Present day: over thirty years later, Sophie's mother commits suicide. Detective inspector Francis Sadler and detective constable Connie Childs are assigned to look at the kidnapping again to see if modern police methods can discover something that the original team missed. Rachel, with the help of her formidable mother and grandmother, recovered from the kidnapping and has become a family genealogist. She wants nothing more than to continue living quietly beneath the radar, but the discovery of the strangled body of one of her former teachers days after the suicide brings the national media back to her doorstep. Desperate to stop a modern killer from striking again, Rachel and the police must unpick the clues to uncover what really happened all those years ago as the past threatens to engulf the present.

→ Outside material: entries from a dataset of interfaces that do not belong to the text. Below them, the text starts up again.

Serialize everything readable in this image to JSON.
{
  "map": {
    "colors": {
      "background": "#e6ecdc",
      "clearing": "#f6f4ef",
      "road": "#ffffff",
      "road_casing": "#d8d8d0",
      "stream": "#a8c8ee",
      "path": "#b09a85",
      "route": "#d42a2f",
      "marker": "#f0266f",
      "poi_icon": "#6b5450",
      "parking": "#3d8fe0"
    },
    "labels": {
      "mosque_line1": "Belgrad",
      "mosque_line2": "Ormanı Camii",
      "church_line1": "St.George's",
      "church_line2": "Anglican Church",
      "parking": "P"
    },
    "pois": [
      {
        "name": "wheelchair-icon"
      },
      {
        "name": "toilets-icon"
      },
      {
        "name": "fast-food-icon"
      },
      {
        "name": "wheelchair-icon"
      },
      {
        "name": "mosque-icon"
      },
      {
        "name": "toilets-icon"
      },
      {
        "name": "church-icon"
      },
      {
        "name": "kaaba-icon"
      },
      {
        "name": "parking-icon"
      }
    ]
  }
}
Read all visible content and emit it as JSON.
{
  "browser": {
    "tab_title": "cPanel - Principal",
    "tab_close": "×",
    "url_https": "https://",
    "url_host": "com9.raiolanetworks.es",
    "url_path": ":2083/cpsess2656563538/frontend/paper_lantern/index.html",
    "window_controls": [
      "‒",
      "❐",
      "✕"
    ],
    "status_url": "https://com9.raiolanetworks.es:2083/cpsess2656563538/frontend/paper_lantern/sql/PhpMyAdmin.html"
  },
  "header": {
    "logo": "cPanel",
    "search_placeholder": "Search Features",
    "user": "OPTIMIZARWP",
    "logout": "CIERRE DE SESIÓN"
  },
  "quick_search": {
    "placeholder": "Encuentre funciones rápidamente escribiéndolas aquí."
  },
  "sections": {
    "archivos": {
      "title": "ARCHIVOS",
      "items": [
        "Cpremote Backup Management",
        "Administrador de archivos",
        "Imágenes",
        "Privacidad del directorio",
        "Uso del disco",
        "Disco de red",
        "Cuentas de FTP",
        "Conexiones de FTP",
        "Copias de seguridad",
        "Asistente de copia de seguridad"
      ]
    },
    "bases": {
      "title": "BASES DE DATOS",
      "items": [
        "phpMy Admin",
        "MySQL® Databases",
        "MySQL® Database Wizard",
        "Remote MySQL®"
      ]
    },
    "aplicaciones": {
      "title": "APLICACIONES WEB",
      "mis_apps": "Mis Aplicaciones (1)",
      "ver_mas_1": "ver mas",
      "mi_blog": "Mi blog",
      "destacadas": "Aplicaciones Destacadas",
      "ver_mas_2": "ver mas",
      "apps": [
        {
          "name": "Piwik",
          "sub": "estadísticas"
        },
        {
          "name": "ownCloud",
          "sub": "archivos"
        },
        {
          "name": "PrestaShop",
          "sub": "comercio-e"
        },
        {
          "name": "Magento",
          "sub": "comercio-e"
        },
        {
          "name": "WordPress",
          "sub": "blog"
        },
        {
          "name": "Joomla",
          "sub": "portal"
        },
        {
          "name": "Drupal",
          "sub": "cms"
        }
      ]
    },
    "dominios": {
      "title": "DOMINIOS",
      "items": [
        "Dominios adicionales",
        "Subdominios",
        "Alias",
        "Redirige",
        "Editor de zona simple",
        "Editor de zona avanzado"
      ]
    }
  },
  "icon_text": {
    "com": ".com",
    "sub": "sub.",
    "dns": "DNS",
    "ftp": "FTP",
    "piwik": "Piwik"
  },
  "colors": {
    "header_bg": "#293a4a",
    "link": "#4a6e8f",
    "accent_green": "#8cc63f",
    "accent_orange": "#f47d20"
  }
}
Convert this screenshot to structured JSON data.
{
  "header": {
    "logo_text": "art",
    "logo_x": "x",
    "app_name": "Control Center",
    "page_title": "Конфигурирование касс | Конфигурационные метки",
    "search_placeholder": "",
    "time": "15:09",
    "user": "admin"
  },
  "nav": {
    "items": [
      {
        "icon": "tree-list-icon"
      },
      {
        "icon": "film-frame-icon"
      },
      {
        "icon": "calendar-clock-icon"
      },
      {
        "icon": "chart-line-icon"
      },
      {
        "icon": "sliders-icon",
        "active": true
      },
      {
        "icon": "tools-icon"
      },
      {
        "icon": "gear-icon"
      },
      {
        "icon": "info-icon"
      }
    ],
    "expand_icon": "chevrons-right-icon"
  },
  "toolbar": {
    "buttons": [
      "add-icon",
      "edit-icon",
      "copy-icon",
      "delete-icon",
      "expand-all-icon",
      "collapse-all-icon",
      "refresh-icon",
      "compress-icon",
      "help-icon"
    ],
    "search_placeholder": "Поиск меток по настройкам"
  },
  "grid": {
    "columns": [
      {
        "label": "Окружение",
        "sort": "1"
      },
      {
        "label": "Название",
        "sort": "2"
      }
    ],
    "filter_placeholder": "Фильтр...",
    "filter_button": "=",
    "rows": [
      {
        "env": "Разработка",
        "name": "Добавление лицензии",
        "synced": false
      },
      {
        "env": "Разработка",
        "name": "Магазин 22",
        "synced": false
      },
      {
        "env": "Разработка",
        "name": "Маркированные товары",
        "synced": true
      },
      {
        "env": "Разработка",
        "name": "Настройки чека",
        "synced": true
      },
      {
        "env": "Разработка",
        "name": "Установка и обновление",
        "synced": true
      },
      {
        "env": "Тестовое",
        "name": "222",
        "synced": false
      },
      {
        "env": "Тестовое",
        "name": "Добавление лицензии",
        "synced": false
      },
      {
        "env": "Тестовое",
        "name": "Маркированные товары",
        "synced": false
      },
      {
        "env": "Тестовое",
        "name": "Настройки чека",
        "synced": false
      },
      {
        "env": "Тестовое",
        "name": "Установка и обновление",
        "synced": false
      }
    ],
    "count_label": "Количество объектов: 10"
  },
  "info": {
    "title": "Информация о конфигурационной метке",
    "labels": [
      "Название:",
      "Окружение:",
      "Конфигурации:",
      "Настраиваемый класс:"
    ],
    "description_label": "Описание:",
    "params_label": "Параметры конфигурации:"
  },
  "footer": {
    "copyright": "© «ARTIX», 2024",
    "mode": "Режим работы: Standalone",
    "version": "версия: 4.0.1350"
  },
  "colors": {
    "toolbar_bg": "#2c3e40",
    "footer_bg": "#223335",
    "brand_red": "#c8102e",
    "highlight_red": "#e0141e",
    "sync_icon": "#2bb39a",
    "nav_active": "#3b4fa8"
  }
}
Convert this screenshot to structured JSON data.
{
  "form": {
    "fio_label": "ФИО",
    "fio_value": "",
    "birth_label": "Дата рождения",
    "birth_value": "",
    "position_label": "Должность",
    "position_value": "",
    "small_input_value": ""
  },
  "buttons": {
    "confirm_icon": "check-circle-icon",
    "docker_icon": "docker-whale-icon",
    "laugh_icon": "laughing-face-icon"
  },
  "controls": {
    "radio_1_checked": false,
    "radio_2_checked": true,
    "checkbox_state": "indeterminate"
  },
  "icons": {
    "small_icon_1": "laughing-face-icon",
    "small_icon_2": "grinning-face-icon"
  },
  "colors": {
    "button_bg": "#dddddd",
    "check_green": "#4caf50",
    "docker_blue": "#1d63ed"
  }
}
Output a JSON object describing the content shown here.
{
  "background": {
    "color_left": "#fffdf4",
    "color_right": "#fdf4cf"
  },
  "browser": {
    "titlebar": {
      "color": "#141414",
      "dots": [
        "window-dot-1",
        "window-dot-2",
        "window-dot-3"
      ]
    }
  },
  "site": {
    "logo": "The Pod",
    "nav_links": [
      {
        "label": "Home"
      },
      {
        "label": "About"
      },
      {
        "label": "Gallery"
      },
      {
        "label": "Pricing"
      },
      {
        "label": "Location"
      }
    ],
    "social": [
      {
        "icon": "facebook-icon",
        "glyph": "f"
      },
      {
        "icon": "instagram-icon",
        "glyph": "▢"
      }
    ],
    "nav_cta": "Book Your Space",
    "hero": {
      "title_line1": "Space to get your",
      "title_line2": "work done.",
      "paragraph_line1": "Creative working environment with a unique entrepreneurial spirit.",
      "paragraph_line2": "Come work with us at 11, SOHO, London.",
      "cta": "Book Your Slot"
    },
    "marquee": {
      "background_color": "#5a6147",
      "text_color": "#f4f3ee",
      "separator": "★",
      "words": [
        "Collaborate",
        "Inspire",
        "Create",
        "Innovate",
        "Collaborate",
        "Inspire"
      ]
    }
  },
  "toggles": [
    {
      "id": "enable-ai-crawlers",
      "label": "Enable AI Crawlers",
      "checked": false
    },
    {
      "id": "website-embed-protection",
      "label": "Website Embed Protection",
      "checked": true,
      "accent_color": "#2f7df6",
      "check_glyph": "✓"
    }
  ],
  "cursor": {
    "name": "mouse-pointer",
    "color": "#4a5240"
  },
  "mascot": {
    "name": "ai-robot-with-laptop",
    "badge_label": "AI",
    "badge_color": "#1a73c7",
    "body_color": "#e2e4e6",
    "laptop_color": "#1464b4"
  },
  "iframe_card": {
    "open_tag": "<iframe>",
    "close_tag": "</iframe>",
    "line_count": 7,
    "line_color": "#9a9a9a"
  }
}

DETECTIVE INSPECTOR FRANCIS SADLER WATCHED the heavy clouds gather through the window and cursed the role that central heating had played in dislocating him from the elements. In his childhood home, his frugal father had banned switching on the radiators until the first day of December. It meant that, as a boy, he had become to used to connecting the weather outside with the sensations of his body. His memories of getting dressed wrapped in his still warm duvet, the icy crispness of the air mixing with the comfort of the breaking dawn, could never be entirely banished. Now, looking down at his dark trousers and pressed shirt, no need to wear a jacket in this overheated office, he wondered if he could ever feel that physical connection again.

[Continue reading In Bitter Chill now!]